In fact, two alumnae (who now work for the U.S. Forest Service) recently earned national notice for their research on wood.
Nayomi Plaza-Rodriguez, who finished her PhD in fall 2017, received the 2018 Forest Products Society Wood Award for her paper, “Small angle neutron scattering as a tool to understand moisture-durability in adhesive infiltrated wood cell walls.” The award recognizes timely research that has the potential to be helpful to the forest products industry, and only two papers earn distinction each year.
Plaza-Rodriguez won first place because the tool she described could aid in the development of treatments to make wood products more durable and moisture-resistant. It’s an important problem, because wet wood swells and changes shape, which can cause glues to fail.

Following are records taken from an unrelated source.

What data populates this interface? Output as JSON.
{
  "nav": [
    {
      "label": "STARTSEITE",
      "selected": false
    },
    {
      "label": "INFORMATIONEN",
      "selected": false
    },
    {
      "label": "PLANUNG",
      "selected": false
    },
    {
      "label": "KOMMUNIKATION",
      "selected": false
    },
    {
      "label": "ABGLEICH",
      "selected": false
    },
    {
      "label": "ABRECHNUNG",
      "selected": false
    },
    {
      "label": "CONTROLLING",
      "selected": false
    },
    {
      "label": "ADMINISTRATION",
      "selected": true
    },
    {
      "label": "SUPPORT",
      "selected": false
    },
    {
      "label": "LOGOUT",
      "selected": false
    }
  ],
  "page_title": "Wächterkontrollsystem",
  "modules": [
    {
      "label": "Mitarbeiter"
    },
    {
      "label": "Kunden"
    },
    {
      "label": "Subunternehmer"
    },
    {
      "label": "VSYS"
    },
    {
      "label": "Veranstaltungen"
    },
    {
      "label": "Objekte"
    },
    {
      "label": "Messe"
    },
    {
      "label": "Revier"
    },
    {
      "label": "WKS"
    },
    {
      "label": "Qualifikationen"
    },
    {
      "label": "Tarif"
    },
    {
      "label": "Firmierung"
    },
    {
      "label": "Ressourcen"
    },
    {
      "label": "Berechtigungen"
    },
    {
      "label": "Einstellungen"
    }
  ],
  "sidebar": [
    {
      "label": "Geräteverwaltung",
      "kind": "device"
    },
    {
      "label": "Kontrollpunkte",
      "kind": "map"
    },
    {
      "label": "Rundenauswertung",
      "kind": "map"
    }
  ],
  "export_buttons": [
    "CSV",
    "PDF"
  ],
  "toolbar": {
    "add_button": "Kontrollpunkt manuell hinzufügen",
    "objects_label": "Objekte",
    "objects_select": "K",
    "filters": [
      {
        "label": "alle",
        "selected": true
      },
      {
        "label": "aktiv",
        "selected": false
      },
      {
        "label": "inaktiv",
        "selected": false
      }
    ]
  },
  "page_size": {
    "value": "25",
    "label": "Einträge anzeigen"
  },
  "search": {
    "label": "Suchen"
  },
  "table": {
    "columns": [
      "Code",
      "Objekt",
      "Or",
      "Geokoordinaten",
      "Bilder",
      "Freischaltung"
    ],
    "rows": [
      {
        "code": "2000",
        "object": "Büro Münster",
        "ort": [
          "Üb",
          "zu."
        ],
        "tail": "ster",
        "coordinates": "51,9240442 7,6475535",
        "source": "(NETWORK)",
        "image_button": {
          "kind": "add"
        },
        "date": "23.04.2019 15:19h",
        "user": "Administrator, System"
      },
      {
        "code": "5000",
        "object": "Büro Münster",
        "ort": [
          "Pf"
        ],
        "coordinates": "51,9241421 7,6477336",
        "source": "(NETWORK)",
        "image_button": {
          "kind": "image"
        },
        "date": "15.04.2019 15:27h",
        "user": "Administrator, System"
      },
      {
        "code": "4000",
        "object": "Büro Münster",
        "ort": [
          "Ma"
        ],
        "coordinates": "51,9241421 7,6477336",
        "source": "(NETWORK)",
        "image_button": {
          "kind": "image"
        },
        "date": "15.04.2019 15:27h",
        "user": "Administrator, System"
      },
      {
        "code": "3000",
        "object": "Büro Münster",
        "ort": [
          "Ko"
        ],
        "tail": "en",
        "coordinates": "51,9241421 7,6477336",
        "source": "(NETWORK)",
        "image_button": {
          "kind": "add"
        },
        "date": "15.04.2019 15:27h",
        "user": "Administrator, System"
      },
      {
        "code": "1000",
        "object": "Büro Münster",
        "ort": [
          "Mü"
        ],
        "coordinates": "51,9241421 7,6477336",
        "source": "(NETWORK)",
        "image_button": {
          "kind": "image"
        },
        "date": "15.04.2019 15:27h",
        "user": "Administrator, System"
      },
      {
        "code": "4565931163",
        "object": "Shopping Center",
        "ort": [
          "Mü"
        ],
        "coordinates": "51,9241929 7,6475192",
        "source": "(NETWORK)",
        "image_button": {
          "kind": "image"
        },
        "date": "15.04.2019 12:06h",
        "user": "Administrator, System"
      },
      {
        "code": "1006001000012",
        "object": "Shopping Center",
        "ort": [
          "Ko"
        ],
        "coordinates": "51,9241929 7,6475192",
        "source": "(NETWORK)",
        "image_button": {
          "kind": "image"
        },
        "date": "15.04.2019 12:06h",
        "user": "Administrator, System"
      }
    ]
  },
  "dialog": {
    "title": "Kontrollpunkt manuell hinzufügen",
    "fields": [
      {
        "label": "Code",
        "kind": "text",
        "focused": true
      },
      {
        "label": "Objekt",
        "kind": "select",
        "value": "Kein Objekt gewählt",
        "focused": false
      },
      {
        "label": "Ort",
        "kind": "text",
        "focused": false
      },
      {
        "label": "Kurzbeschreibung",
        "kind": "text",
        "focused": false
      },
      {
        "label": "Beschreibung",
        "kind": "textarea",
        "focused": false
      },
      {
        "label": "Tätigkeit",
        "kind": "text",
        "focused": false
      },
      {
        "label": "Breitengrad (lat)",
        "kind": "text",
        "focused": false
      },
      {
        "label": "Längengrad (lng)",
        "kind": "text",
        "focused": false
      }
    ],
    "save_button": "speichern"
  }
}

The first-place prize earned Plaza-Rodriguez $1,000, a plaque, and complimentary conference registration to the Forest Products Society International Convention, June 26-29, 2019, in Atlanta, Georgia, where she will present her research as a poster in a technical forum.
While Plaza-Rodriguez’s work focuses on the harmful effects of water on wood, moisture is far from the only force that can destroy forest products. In fact, water’s opposite, fire, can be just as damaging.
And fire research was a hot topic at the 2018 World Conference on Timber Engineering, where Laura Hasburgh, who graduated with her doctoral degree in 2018, won the grand prize for the Young Scientist Award.
Hasburgh developed a testing procedure to evaluate how wood contributes to safety and property damage during a full-scale compartment fire, which is a crucial question as cross-laminated timber becomes increasingly popular as a construction material for mid-rise and high-rise residential buildings.
The researchers constructed five full-scale models of two-story apartments and ignited each test structure. While the apartments burned, they collected data on air temperatures, smoke, and toxic gasses—important hazards for firefighters battling a blaze or residents escaping an inferno. The results could help inform future building codes for wood-built residences.
Hasburgh and Plaza-Rodriguez were both advised by Materials Science and Engineering Professor Donald Stone during their graduate studies.
Author: Sam Million-Weaver